In the listing below, locate the lines that hold "heading" and copy them.
[Task inputs — start]
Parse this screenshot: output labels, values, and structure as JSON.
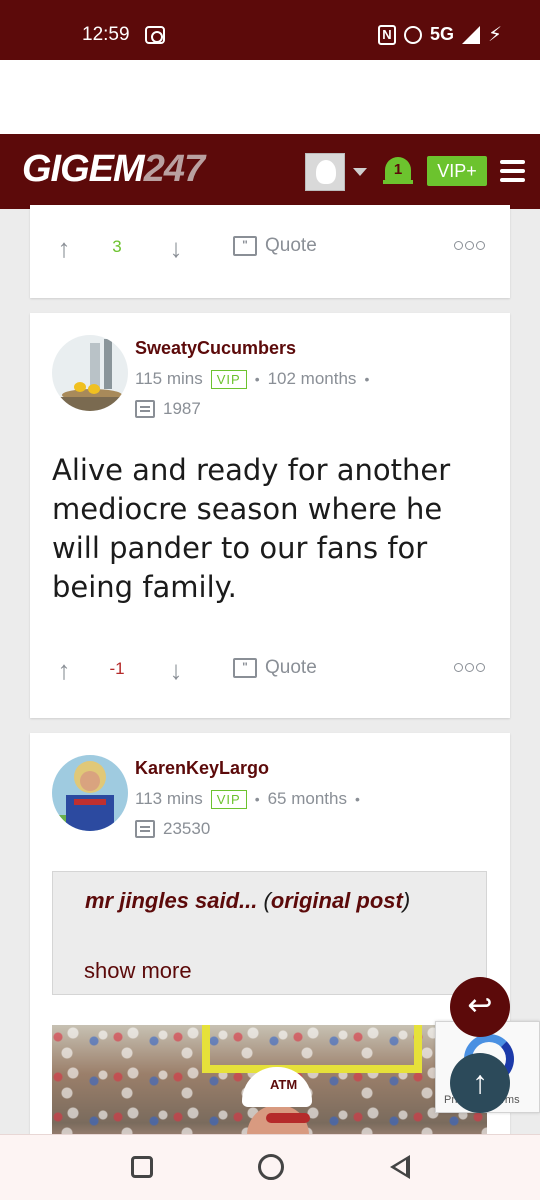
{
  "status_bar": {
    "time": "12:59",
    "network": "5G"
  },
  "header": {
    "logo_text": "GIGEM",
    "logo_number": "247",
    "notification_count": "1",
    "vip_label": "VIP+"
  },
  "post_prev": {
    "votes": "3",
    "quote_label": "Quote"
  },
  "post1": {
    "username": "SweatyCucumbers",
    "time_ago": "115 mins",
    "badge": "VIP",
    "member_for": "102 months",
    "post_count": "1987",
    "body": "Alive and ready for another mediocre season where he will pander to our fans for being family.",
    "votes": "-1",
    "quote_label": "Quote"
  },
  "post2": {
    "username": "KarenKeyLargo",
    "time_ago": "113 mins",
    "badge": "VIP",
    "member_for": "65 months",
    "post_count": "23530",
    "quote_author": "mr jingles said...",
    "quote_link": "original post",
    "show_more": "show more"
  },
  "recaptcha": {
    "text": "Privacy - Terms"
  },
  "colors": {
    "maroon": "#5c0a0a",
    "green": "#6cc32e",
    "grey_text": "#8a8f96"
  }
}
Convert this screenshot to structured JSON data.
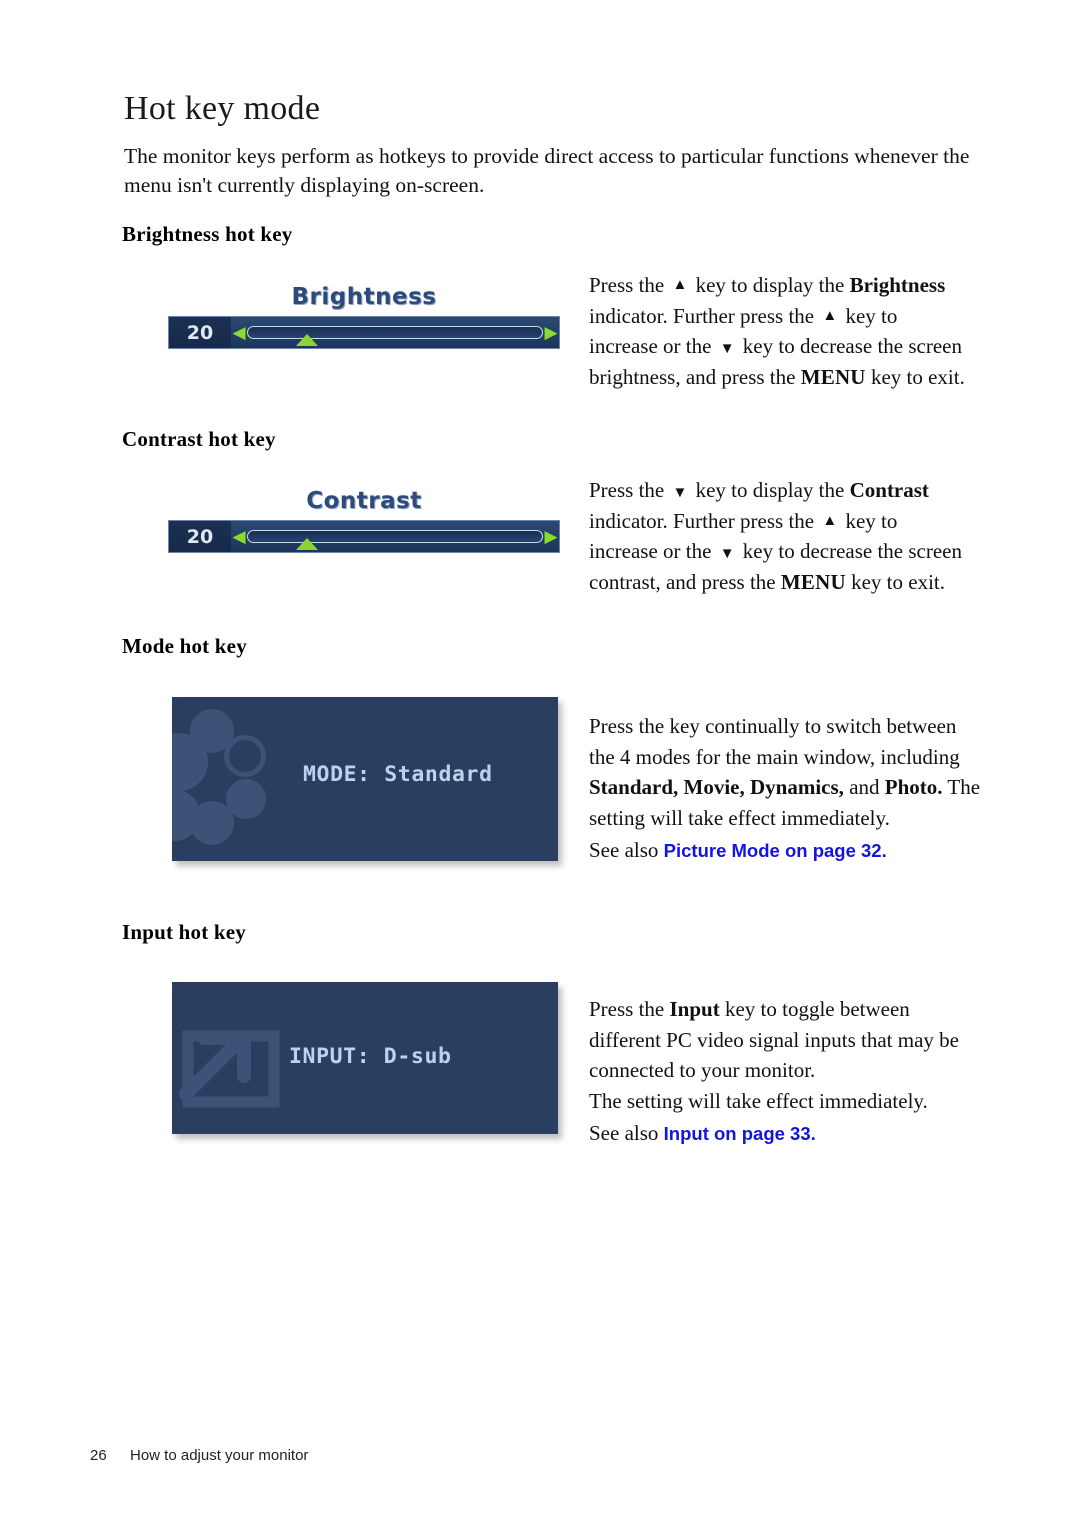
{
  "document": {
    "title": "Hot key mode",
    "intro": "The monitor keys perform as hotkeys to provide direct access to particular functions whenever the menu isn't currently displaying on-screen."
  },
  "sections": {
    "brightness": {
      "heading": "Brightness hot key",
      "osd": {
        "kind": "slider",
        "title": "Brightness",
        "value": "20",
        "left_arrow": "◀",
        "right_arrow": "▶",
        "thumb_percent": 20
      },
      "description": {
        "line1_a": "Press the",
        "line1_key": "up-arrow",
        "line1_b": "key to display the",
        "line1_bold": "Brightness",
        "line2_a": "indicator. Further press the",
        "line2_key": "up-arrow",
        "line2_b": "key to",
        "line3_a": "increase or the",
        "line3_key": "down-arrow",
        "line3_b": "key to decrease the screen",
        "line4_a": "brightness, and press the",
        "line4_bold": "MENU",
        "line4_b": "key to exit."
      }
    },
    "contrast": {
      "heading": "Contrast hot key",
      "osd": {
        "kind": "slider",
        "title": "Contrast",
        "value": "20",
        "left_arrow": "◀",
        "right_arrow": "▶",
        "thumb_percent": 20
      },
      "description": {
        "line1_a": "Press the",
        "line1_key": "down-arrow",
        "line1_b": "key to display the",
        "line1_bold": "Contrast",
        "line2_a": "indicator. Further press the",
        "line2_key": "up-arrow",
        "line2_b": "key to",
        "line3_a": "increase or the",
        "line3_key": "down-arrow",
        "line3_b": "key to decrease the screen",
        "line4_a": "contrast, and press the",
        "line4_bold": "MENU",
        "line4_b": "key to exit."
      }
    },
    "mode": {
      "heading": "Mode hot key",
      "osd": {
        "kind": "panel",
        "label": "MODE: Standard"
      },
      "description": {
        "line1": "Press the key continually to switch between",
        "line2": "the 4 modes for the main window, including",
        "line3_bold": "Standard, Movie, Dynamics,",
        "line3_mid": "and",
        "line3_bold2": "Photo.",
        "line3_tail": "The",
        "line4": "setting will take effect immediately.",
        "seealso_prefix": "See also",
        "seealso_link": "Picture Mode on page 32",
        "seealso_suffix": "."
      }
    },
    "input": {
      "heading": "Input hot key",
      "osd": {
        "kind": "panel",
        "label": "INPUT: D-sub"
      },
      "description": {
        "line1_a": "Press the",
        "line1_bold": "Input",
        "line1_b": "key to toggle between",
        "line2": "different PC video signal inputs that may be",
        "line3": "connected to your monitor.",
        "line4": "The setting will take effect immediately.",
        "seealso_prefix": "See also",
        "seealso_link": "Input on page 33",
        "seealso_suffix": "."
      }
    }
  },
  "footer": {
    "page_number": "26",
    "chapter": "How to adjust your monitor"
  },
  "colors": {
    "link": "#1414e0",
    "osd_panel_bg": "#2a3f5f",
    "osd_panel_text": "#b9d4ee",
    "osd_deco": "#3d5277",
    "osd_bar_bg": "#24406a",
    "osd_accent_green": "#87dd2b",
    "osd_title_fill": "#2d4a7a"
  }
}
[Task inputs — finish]
» Response to the exercise:
      "heading": "Brightness hot key",
      "heading": "Contrast hot key",
      "heading": "Mode hot key",
      "heading": "Input hot key",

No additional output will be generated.